Lastly, we're brought to the characters. I like a lot of aspects of the main cast, as they're all charming and flawed in their own ways, but just like with the story, the length of the show as a whole leaves a lot to be desired here.
Take Rou, Shinako's childhood friend, for example. He's introduced after we've already discovered that a love triangle will be taking place, and he's hardly developed after we meet him and seems to only exist to be an obstacle blocking Rikuo from pursuing Shinako and a reason for Shinako to develop.

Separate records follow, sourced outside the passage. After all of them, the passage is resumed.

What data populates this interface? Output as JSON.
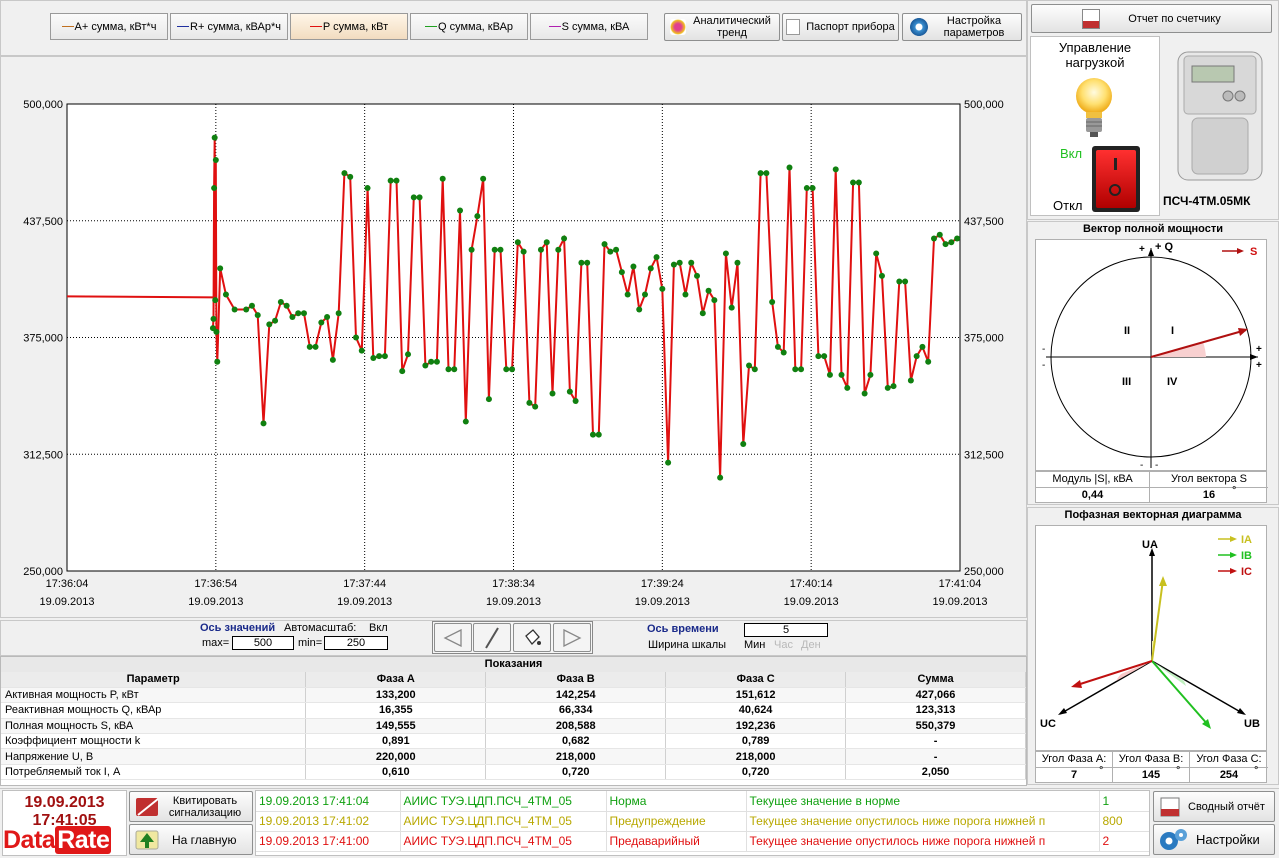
{
  "legend": [
    {
      "label": "A+ сумма, кВт*ч",
      "color": "#c07020",
      "active": false
    },
    {
      "label": "R+ сумма, кВАр*ч",
      "color": "#2030a0",
      "active": false
    },
    {
      "label": "P сумма, кВт",
      "color": "#e01010",
      "active": true
    },
    {
      "label": "Q сумма, кВАр",
      "color": "#20a020",
      "active": false
    },
    {
      "label": "S сумма, кВА",
      "color": "#b020b0",
      "active": false
    }
  ],
  "toolbar": {
    "analytic_trend": "Аналитический тренд",
    "passport": "Паспорт прибора",
    "settings_params": "Настройка параметров",
    "report_meter": "Отчет по счетчику"
  },
  "load_control": {
    "title": "Управление нагрузкой",
    "on": "Вкл",
    "off": "Откл"
  },
  "device": {
    "name": "ПСЧ-4ТМ.05МК"
  },
  "chart_data": {
    "type": "line",
    "series": [
      {
        "name": "P сумма, кВт",
        "color": "#e01010"
      }
    ],
    "yticks": [
      "500,000",
      "437,500",
      "375,000",
      "312,500",
      "250,000"
    ],
    "ylim": [
      250,
      500
    ],
    "xticks": [
      {
        "time": "17:36:04",
        "date": "19.09.2013"
      },
      {
        "time": "17:36:54",
        "date": "19.09.2013"
      },
      {
        "time": "17:37:44",
        "date": "19.09.2013"
      },
      {
        "time": "17:38:34",
        "date": "19.09.2013"
      },
      {
        "time": "17:39:24",
        "date": "19.09.2013"
      },
      {
        "time": "17:40:14",
        "date": "19.09.2013"
      },
      {
        "time": "17:41:04",
        "date": "19.09.2013"
      }
    ],
    "flat_segment": [
      [
        0,
        397
      ],
      [
        50.5,
        396.5
      ]
    ],
    "points": [
      [
        50.5,
        380
      ],
      [
        50.7,
        385
      ],
      [
        50.9,
        455
      ],
      [
        51.1,
        482
      ],
      [
        51.3,
        395
      ],
      [
        51.5,
        470
      ],
      [
        51.7,
        378
      ],
      [
        52,
        362
      ],
      [
        53,
        412
      ],
      [
        55,
        398
      ],
      [
        58,
        390
      ],
      [
        62,
        390
      ],
      [
        64,
        392
      ],
      [
        66,
        387
      ],
      [
        68,
        329
      ],
      [
        70,
        382
      ],
      [
        72,
        384
      ],
      [
        74,
        394
      ],
      [
        76,
        392
      ],
      [
        78,
        386
      ],
      [
        80,
        388
      ],
      [
        82,
        388
      ],
      [
        84,
        370
      ],
      [
        86,
        370
      ],
      [
        88,
        383
      ],
      [
        90,
        386
      ],
      [
        92,
        363
      ],
      [
        94,
        388
      ],
      [
        96,
        463
      ],
      [
        98,
        461
      ],
      [
        100,
        375
      ],
      [
        102,
        368
      ],
      [
        104,
        455
      ],
      [
        106,
        364
      ],
      [
        108,
        365
      ],
      [
        110,
        365
      ],
      [
        112,
        459
      ],
      [
        114,
        459
      ],
      [
        116,
        357
      ],
      [
        118,
        366
      ],
      [
        120,
        450
      ],
      [
        122,
        450
      ],
      [
        124,
        360
      ],
      [
        126,
        362
      ],
      [
        128,
        362
      ],
      [
        130,
        460
      ],
      [
        132,
        358
      ],
      [
        134,
        358
      ],
      [
        136,
        443
      ],
      [
        138,
        330
      ],
      [
        140,
        422
      ],
      [
        142,
        440
      ],
      [
        144,
        460
      ],
      [
        146,
        342
      ],
      [
        148,
        422
      ],
      [
        150,
        422
      ],
      [
        152,
        358
      ],
      [
        154,
        358
      ],
      [
        156,
        426
      ],
      [
        158,
        421
      ],
      [
        160,
        340
      ],
      [
        162,
        338
      ],
      [
        164,
        422
      ],
      [
        166,
        426
      ],
      [
        168,
        345
      ],
      [
        170,
        422
      ],
      [
        172,
        428
      ],
      [
        174,
        346
      ],
      [
        176,
        341
      ],
      [
        178,
        415
      ],
      [
        180,
        415
      ],
      [
        182,
        323
      ],
      [
        184,
        323
      ],
      [
        186,
        425
      ],
      [
        188,
        421
      ],
      [
        190,
        422
      ],
      [
        192,
        410
      ],
      [
        194,
        398
      ],
      [
        196,
        413
      ],
      [
        198,
        390
      ],
      [
        200,
        398
      ],
      [
        202,
        412
      ],
      [
        204,
        418
      ],
      [
        206,
        401
      ],
      [
        208,
        308
      ],
      [
        210,
        414
      ],
      [
        212,
        415
      ],
      [
        214,
        398
      ],
      [
        216,
        415
      ],
      [
        218,
        408
      ],
      [
        220,
        388
      ],
      [
        222,
        400
      ],
      [
        224,
        395
      ],
      [
        226,
        300
      ],
      [
        228,
        420
      ],
      [
        230,
        391
      ],
      [
        232,
        415
      ],
      [
        234,
        318
      ],
      [
        236,
        360
      ],
      [
        238,
        358
      ],
      [
        240,
        463
      ],
      [
        242,
        463
      ],
      [
        244,
        394
      ],
      [
        246,
        370
      ],
      [
        248,
        367
      ],
      [
        250,
        466
      ],
      [
        252,
        358
      ],
      [
        254,
        358
      ],
      [
        256,
        455
      ],
      [
        258,
        455
      ],
      [
        260,
        365
      ],
      [
        262,
        365
      ],
      [
        264,
        355
      ],
      [
        266,
        465
      ],
      [
        268,
        355
      ],
      [
        270,
        348
      ],
      [
        272,
        458
      ],
      [
        274,
        458
      ],
      [
        276,
        345
      ],
      [
        278,
        355
      ],
      [
        280,
        420
      ],
      [
        282,
        408
      ],
      [
        284,
        348
      ],
      [
        286,
        349
      ],
      [
        288,
        405
      ],
      [
        290,
        405
      ],
      [
        292,
        352
      ],
      [
        294,
        365
      ],
      [
        296,
        370
      ],
      [
        298,
        362
      ],
      [
        300,
        428
      ],
      [
        302,
        430
      ],
      [
        304,
        425
      ],
      [
        306,
        426
      ],
      [
        308,
        428
      ]
    ],
    "xmax": 309
  },
  "axis_values": {
    "title": "Ось значений",
    "autoscale": "Автомасштаб:",
    "autoscale_val": "Вкл",
    "max_label": "max=",
    "max_val": "500",
    "min_label": "min=",
    "min_val": "250"
  },
  "axis_time": {
    "title": "Ось времени",
    "scale_label": "Ширина шкалы",
    "scale_val": "5",
    "units": [
      "Мин",
      "Час",
      "Ден"
    ]
  },
  "readings": {
    "title": "Показания",
    "headers": [
      "Параметр",
      "Фаза А",
      "Фаза В",
      "Фаза С",
      "Сумма"
    ],
    "rows": [
      [
        "Активная мощность P, кВт",
        "133,200",
        "142,254",
        "151,612",
        "427,066"
      ],
      [
        "Реактивная мощность Q, кВАр",
        "16,355",
        "66,334",
        "40,624",
        "123,313"
      ],
      [
        "Полная мощность S, кВА",
        "149,555",
        "208,588",
        "192,236",
        "550,379"
      ],
      [
        "Коэффициент мощности k",
        "0,891",
        "0,682",
        "0,789",
        "-"
      ],
      [
        "Напряжение U, В",
        "220,000",
        "218,000",
        "218,000",
        "-"
      ],
      [
        "Потребляемый ток I, А",
        "0,610",
        "0,720",
        "0,720",
        "2,050"
      ]
    ]
  },
  "vector_power": {
    "title": "Вектор полной мощности",
    "legend": "S",
    "axis_q": "+ Q",
    "axis_plus": "+",
    "axis_minus": "-",
    "quadrants": [
      "I",
      "II",
      "III",
      "IV"
    ],
    "label_mod": "Модуль |S|, кВА",
    "label_angle": "Угол вектора S",
    "mod_val": "0,44",
    "angle_val": "16",
    "deg": "°"
  },
  "phase_diagram": {
    "title": "Пофазная векторная диаграмма",
    "legend": [
      {
        "label": "IA",
        "color": "#c8c020"
      },
      {
        "label": "IB",
        "color": "#20c020"
      },
      {
        "label": "IC",
        "color": "#c01010"
      }
    ],
    "ua": "UA",
    "ub": "UB",
    "uc": "UC",
    "angles": [
      {
        "label": "Угол Фаза А:",
        "val": "7"
      },
      {
        "label": "Угол Фаза В:",
        "val": "145"
      },
      {
        "label": "Угол Фаза С:",
        "val": "254"
      }
    ],
    "deg": "°"
  },
  "status": {
    "date": "19.09.2013",
    "time": "17:41:05",
    "logo1": "Data",
    "logo2": "Rate",
    "ack_label": "Квитировать сигнализацию",
    "home_label": "На главную",
    "summary_report": "Сводный отчёт",
    "settings": "Настройки"
  },
  "events": [
    {
      "time": "19.09.2013 17:41:04",
      "source": "АИИС ТУЭ.ЦДП.ПСЧ_4ТМ_05",
      "level": "Норма",
      "msg": "Текущее значение в норме",
      "code": "1",
      "color": "#10a010"
    },
    {
      "time": "19.09.2013 17:41:02",
      "source": "АИИС ТУЭ.ЦДП.ПСЧ_4ТМ_05",
      "level": "Предупреждение",
      "msg": "Текущее значение опустилось ниже порога нижней п",
      "code": "800",
      "color": "#b8a800"
    },
    {
      "time": "19.09.2013 17:41:00",
      "source": "АИИС ТУЭ.ЦДП.ПСЧ_4ТМ_05",
      "level": "Предаварийный",
      "msg": "Текущее значение опустилось ниже порога нижней п",
      "code": "2",
      "color": "#e01010"
    }
  ]
}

Haru also experiences something similar. Around the halfway point, we see far less interactions between her and Rikuo, but I'd say she still got a bit more fleshing out than Rou. The first half seems to be dedicated to Shinako and Haru pulling Rikuo in opposite directions, but the second half, as I said previously, focuses more on Rikuo and Shinako while Haru wishes she could be included in their antics.
By process of elimination then, Rikuo and Shinako get the most screentime and development out of any other characters, and for good reason: Rikuo doesn't think too hard about life and says what's on his mind but can't always express why he feels that way, while Shinako likes to bottle up her emotions until it becomes unbearable and often tries to spare other people's feelings unsuccessfully. Probably not the most unique characters you'll ever see, but I like how they interact with other members of the cast and and each other and they make up for the story's less-than-stellar progression.

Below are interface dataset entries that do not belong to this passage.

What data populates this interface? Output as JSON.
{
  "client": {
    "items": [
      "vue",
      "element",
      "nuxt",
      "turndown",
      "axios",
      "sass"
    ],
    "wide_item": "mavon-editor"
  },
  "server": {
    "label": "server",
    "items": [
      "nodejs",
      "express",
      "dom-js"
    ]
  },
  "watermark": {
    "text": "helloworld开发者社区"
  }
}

Admittedly, while I could go on all day about how Sing "Yesterday" For Me failed in multiple departments, I can't deny the fact that I enjoyed every single moment of it. From start to finish, I was glued to my screen, anticipating the next development in the relationships of our lovebirds.

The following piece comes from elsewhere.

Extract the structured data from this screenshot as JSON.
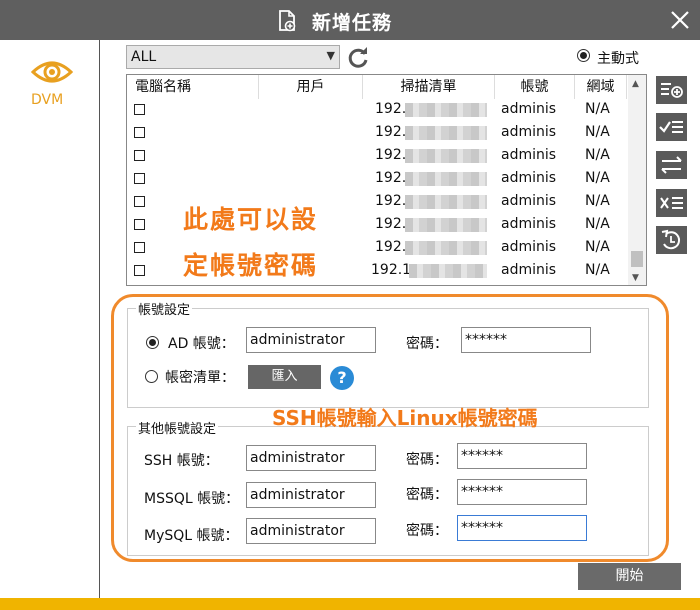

I can easily understand how someone could fail to see any value here, but I think the pros outweigh the cons by a wide margin. Not only does it depict how difficult it can be to comprehend the emotions we're having and why, but it also perfectly encapsulates how cold and harsh the truth of life is through its environments and characters' behaviors. The story isn't perfect, but the two strong leads coupled with the dazzling animation makes for a thoroughly enjoyable slice-of-life.
I want to get one thing out of the way before diving a bit more into its plot which is that this show isn't really a show about romance. It will feel like a love triangle, it'll deal with a romantic situation but it's really about people who feel stuck in place and are trying to figure out how to move on. The illusion is created that there is a competition when that's never really the goal of the show.
It's like you see a cake but it's actually a pie but because it looks like a cake you'll think that it's a cake.
The show will leave you feeling rather annoyed at times since you hope that characters will learn from their past experiences but you'll also be aware that they'll repeat the same mistakes over and over again. It's a vicious circle that they try to break out of.
I personally feel that the crow was used for its symbolism but I did get the feeling that many people didn't agree with my assessment. Where the crow would represent guidance and a new phase in someone's life which I believe is the real message of the show.
It's a show that starts out with a rather realistic approach but it doesn't take long before it relies on anime/Hollywood type of storytelling to further the plot.
There are some interesting characters and the art/animation style is very clean but the pace of the show can be rather slow at times.